Volume 134, Issue 2, August 2013
Index of content:
- STRUCTURAL ACOUSTICS AND VIBRATION 
134(2013); http://dx.doi.org/10.1121/1.4812261View Description Hide Description
The free vibration behavior of completely unrestrained elastic circular plates with trigonal and isotropic material symmetry is studied with an approach involving approximate continuum solutions to the three-dimensional theory of linear elasticity. Of primary interest are (1) the influence of trigonal material symmetry on the modes of free vibration and (2) the accuracy of thin plate theory relative to the more exact three-dimensional theory. Resonant frequencies are calculated from the weak form of the equations of motion for the plate through the use of approximation functions and the Ritz method formulated in cylindrical coordinates. This approach enables the resulting eigenvalue problem to be split through group-theoretical symmetry analysis. Representative examples are given and quantitative limits are discussed.
134(2013); http://dx.doi.org/10.1121/1.4812260View Description Hide Description
Acoustic focusing experiments usually require large arrays of transducers. It has been shown by Etaix et al. [J. Acoust. Soc. Am. 131, 395–399 (2012)] that the use of a cavity allows reducing this number of transducers. This paper presents experiments with Duralumin plates (the cavities) containing scatterers to improve the contrast of focusing. The use of a scatterer array in the plate allows increasing the modal density at given frequencies. The scatterers used are membranes and buttons that are manufactured in Duralumin plates. Their resonances are studied both experimentally and numerically. Such scatterers present the advantage of having a tunable frequency resonance, which allows controlling the frequencies at which the modal density increases. The dispersion relations of plates with scatterer array show high modal density at given frequencies. Finally acoustic focusing experiments in air, using these plates, are compared to the ones of simple duralumin plates demonstrating the improvement of contrast. Acoustic source localization is also realized using these plates.
134(2013); http://dx.doi.org/10.1121/1.4812262View Description Hide Description
Previously unknown spatial convolution formulas for a variant of the active normal intensity in planar coordinates have been derived that use measured pressure or normal velocity near-field holograms to construct a positive-only (outward) intensity distribution in the plane, quantifying the areas of the vibrating structure that produce radiation to the far-field.
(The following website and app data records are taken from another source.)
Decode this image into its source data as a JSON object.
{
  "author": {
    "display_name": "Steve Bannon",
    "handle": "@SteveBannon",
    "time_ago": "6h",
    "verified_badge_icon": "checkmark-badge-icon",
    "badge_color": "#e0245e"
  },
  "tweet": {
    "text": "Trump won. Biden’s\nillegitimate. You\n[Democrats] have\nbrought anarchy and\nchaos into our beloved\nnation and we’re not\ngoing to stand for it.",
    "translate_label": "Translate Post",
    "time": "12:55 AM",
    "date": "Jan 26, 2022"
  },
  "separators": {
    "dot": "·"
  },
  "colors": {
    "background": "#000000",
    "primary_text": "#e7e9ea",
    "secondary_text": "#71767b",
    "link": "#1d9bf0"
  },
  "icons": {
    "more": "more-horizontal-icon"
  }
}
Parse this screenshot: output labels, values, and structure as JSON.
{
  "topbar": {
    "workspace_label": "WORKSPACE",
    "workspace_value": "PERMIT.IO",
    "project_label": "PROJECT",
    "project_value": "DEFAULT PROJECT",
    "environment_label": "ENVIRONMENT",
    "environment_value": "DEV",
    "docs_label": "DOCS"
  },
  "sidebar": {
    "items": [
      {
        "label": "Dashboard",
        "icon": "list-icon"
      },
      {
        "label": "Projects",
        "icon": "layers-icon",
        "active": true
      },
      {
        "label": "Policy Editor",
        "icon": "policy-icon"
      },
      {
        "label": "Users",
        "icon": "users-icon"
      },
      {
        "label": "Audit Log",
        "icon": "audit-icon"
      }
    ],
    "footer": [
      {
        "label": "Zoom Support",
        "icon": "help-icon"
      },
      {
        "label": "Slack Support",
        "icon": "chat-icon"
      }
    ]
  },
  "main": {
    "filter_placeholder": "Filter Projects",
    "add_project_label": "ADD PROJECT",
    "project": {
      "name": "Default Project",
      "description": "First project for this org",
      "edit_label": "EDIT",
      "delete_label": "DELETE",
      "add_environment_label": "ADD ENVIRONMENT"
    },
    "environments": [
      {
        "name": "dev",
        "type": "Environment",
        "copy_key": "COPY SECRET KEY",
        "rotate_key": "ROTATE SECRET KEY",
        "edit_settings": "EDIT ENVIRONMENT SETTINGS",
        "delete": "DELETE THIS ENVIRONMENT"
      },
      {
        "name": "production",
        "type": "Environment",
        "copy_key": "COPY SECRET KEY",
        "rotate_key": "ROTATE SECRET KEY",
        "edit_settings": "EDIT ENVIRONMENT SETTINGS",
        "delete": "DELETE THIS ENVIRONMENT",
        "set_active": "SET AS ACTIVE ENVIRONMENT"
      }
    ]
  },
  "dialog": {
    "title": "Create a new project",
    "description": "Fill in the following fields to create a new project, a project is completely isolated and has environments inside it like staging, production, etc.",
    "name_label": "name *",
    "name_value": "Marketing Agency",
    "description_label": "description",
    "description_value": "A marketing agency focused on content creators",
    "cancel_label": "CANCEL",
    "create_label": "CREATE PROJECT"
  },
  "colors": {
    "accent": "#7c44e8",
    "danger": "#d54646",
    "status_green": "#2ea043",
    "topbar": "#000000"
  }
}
This is an extension of the outgoing-only (unipolar) intensity technique recently developed for arbitrary geometries by Steffen Marburg. The method is applied independently to pressure and velocity data measured in a plane close to the surface of a point-driven, unbaffled rectangular plate in the laboratory. It is demonstrated that the sound producing regions of the structure are clearly revealed using the derived formulas and that the spatial resolution is limited to a half-wavelength. A second set of formulas called the hybrid-intensity formulas are also derived which yield a bipolar intensity using a different spatial convolution operator, again using either the measured pressure or velocity. It is demonstrated from the experiment results that the velocity formula yields the classical active intensity and the pressure formula an interesting hybrid intensity that may be useful for source localization. Computations are fast and carried out in real space without Fourier transforms into wavenumber space.
134(2013); http://dx.doi.org/10.1121/1.4812777View Description Hide Description
The transient response of a resonant structure can be altered by the attachment of one or more substantially smaller resonators. Considered here is a coupled array of damped harmonic oscillators whose resonant frequencies are distributed across a frequency band that encompasses the natural frequency of the primary structure. Vibration energy introduced to the primary structure, which has little to no intrinsic damping, is transferred into and trapped by the attached array. It is shown that, when the properties of the array are optimized to reduce the settling time of the primary structure's transient response, the apparent damping is approximately proportional to the bandwidth of the array (the span of resonant frequencies of the attached oscillators). Numerical simulations were conducted using an unconstrained nonlinear minimization algorithm to find system parameters that result in the fastest settling time. This minimization was conducted for a range of system characteristics including the overall bandwidth of the array, the ratio of the total array mass to that of the primary structure, and the distributions of mass, stiffness, and damping among the array elements. This paper reports optimal values of these parameters and demonstrates that the resulting minimum settling time decreases with increasing bandwidth.